Positive Test Triples Migraine Risk in Women

Positive Test Triples Migraine Risk in Women
Positive Test Triples Migraine Risk in Women

This Positive Test Triples Migraine Risk in Women: The Flexion-rotation Test.

Migraine is a primary headache disorder and is considered the second most important cause of disability in the world.

It can be challenging to treat as there are many options available, including

  • medication
  • dietary changes
  • ear piercing
  • chiropractic
  • physical therapy
  • acupuncture and
  • vestibular rehabilitation.

The presence of neck pain is an important factor related to moderate-to-severe migraine phenotypes. Research has explored this concept and shows a close relationship of the musculoskeletal (cervical spine) impact between neck pain and migraine. Not all of migraine sufferers have some type of cervical (neck) impairment and it can be important to identify the characteristics of neck dysfunction in these individuals.

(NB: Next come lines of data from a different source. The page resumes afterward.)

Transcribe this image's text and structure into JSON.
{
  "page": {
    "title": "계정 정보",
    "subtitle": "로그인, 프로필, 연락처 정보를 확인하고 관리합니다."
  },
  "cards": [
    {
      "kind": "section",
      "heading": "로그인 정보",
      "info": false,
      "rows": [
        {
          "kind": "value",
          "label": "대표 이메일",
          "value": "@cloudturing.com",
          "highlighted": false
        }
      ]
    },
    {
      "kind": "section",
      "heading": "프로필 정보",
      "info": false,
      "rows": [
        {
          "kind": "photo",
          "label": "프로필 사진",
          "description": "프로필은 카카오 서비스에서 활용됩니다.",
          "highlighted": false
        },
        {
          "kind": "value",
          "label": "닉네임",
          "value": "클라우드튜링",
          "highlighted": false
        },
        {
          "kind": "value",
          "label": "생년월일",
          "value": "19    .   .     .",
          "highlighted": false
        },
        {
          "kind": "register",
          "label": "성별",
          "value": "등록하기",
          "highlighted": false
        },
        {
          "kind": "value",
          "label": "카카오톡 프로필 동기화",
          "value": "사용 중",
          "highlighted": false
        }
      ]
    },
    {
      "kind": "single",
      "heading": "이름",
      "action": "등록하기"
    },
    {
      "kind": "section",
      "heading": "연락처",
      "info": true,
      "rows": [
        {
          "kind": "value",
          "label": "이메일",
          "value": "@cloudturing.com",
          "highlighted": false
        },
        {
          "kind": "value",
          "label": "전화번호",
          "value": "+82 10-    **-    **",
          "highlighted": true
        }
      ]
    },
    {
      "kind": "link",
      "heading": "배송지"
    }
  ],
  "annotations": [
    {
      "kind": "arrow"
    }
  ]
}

We find women are more likely to exhibit cervical impairment if they suffer from migraines. Reduced range of motion, strength deficits, and endurance deficits in the cervical musculature can cause these impairments.

We also find women are more likely to exhibit cervical joint hypomobility. Cervical joint hypomobility basically means there is stiffness or lack of motion in one or more levels of the spine. It normally correlates with the reduced strength and endurance of the deep muscles in the neck.

The Flexion-Rotation Test

Healthcare professionals commonly use the flexion-rotation test to assess cervical spine hypomobility. More specifically, they utilize it to identify rotational impairment in the C1/C2 segment.

This test was recently found to have a 3 fold greater association with the risk of a positive test than headache-free individuals by Oliveria-Souza et al in 2019. Here is a video of me performing this test several years ago:

Women with migraines show a higher prevalence of positive findings from the Flexion-Rotation Test (as demonstrated in the video above), and the frequency of migraine attacks appears to be linked to reduced and/or more painful C1-C2 mobility.

If you are suffering from migraines and are looking to have this test performed to determine if you have a cervical spine impairment, contact us for an evaluation.

Patients presenting with tension type headache should consider specialized physical therapy.   We provide a comprehensive treatment approach through our Headache Relief Program.

Don’t hesitate to contact us today so we can help you!